Tricks Pediatricians Use to Keep Their Own Kids Healthy

alexrichards.org

I have to admit, I’m kind of jealous of my pediatrician. She’s smart and nice and great with kids, and every time I go in to her office she’s got an answer for each of my questions and concerns (both the reasonable and unreasonable ones). For nearly six years, my pediatrician has hooked me up with all kinds of great advice, from suggesting steam baths for my son’s chest colds to cluing me in to recommending ways to keep my kids regular.

I love that my pediatrician has so many awesome tips, and that’s when it occurred to me: Pediatricians with kids must have so many great tricks for keeping their own kids healthy, right? I asked around, and it turns out doctors and nurses with kids have some awesome health tips (and yes, I’m totally going to steal these for my own kids, and you should too!). Check out this list from the pros and see if there is anything you could be doing differently to raise healthier kids.

breakfast

1. Get the fruit and veggies in early. “Breakfast is a good place to start if possible,” says Maida Galvez, MD, Associate Professor in the Department of Preventive Medicine and Pediatrics at Mount Sinai, in New York City. We all know it isn’t easy to get our picky eaters the daily requirement of fruits and veggies, so why not get it out of the way early? “I try to give my son one of his favorite fruits or vegetables with breakfast so I know he’s off to a good start,” she adds.

 shoes

2. Always take your shoes off at the door. A lot of nasty grime collects on the soles of our shoes every day, whether we’re in the park or walking down the street. “Shoes pick up pesticides and chemical residues, too,” says Deena Blanchard, MD, a pediatrician with Premier Pediatrics, in New York City. Enforcing a No Shoes Inside policy could help your entire family avoid germs and diseases, as well as exposure to toxic chemicals.

washinghands

3. Establish routine hand washing. Lori Legano, MD, a pediatrician and Assistant Professor in the Department of Pediatrics at NYU Langone Medical Center, says she always makes sure her kids wash their hands the minute they walk in the door. Kids touch everything, right? They touch subway poles and playground equipment, and then they touch their faces and mouths. Hi, germs!

shower
4. Shower as soon as you get home if your children have bad allergies. “Since my boys have pretty severe seasonal allergies, when we come in for the day they hop into the shower to remove pollen and other allergens from their bodies and not spread them around the house,” says Dr. Blanchard. Tiny particles from the outside world can really start to build up — on everything from clothes to hair and skin — and washing them off can make a big difference.

playground

5. Get outdoors. Spending time outside in nature is a great way to stay healthy, according to Dr. Galvez. It’s a great way to burn off excess energy, get exercise, feel balanced, and stimulate creativity. “It’s also the best defense against screen time,” she adds.

cpr

6. Make CPR mandatory for your caregiver.
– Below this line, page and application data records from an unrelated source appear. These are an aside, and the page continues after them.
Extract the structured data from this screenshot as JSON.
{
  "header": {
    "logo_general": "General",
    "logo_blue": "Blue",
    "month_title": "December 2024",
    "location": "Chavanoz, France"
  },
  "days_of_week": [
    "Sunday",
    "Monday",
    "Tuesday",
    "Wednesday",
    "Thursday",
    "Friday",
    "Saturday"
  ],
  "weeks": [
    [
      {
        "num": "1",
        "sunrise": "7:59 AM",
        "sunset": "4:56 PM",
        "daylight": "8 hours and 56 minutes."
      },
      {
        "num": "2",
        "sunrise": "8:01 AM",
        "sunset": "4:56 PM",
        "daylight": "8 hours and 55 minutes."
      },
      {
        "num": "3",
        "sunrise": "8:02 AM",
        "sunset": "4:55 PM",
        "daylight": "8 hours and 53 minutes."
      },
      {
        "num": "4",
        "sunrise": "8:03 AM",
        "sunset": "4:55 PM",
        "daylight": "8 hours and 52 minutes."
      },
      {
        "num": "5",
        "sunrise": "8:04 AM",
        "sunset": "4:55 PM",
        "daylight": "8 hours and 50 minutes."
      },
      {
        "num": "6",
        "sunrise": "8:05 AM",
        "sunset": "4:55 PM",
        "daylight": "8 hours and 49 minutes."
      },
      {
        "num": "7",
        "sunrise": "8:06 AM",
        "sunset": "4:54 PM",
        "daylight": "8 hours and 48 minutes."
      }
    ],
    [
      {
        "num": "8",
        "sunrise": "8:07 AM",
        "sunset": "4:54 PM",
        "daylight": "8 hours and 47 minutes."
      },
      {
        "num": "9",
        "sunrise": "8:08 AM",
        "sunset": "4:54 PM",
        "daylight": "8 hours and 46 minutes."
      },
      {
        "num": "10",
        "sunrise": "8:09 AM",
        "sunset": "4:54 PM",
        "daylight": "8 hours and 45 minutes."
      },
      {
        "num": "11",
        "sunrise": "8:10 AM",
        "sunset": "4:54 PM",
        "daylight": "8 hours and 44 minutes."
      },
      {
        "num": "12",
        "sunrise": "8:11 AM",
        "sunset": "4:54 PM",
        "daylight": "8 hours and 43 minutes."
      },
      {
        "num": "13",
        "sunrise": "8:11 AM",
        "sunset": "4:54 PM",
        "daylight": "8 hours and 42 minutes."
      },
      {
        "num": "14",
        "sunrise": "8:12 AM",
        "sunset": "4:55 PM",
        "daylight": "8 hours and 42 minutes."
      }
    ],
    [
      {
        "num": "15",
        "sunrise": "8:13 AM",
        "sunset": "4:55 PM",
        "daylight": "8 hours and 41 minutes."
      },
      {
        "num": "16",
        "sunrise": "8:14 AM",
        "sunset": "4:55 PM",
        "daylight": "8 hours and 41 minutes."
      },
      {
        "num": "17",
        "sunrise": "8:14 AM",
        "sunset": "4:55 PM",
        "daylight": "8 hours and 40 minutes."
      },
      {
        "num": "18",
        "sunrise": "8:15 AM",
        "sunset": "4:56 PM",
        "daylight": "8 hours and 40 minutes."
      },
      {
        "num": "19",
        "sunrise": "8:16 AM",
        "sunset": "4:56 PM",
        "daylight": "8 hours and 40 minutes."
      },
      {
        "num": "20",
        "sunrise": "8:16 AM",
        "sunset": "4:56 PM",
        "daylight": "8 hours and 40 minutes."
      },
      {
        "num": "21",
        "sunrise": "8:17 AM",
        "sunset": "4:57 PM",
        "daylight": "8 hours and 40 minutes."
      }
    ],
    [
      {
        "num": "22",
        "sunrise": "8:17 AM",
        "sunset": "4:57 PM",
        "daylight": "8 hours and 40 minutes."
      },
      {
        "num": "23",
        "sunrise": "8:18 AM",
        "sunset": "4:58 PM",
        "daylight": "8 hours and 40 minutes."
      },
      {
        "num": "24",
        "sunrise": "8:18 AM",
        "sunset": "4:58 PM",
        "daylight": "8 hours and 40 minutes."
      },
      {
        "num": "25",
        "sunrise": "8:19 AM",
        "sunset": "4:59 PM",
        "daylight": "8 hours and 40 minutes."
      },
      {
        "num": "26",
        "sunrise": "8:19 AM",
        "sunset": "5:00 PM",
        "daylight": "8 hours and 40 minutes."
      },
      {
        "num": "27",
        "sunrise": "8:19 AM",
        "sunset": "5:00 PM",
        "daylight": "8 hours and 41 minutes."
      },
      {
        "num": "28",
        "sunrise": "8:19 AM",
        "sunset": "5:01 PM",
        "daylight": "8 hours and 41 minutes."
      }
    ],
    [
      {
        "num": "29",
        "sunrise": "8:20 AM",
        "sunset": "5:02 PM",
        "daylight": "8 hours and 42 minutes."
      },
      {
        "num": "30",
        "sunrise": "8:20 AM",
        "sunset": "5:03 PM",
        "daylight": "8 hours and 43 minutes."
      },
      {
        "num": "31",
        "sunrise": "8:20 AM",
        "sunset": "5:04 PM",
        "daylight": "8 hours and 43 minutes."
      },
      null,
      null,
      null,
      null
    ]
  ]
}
We all know how hard it is to walk out the door and leave our kids in someone else’s care. “As a working mom, my little guys spend a lot of time with our nanny,” says Dr. Blanchard. “I have her take a CPR course and refreshers so that I know she is prepared for emergencies.”

purell

7. Use hand sanitizer. “I’m a firm believer in hand sanitizer,” says Kim Harrison, a certified pediatric nurse practitioner at NYU Langone Medical Center. Harrison says she keeps travel-sized hand sanitizer clipped onto her kids’ backpacks for easy access. It’s a great way to kill germs when you don’t have soap and water handy.

emergencylist

8. Keep dosing charts and emergency contacts on the fridge. In addition to 911, make sure your emergency contacts list includes: your address, the hospital emergency room, police department, fire department, pediatrician’s office, parents work & cell numbers, and poison control number written clearly in prominent locations around the house. “I also have a dosing chart for common pediatric medications hanging on my fridge,” adds Dr. Blanchard. “It has my boys weight circled, and I update this as things change to prevent any accidental overdose of over the counter medications.”

waterbottles

9. Don’t share water bottles. “Drink plenty of water!” says Dr. Galvez. It should come as no surprise that viruses and bacteria live in our saliva which naturally makes its way into our water bottles—so make sure kids have their own water bottles. Less sharing means less germs, and we could all use less germs!

grateful

10. Take time out to be grateful. “Cultivating gratitude has been associated with better health and long-term happiness in life,” says Mollie Grow, MD, a pediatrician with Seattle Children’s Hospital. In Dr. Grow’s house, her children are encouraged to regularly share something that they are grateful for at the dinner table. It may not have to do with hygiene or growth charts, but it sounds pretty good trick to keep my kids healthy, and maybe yours, too.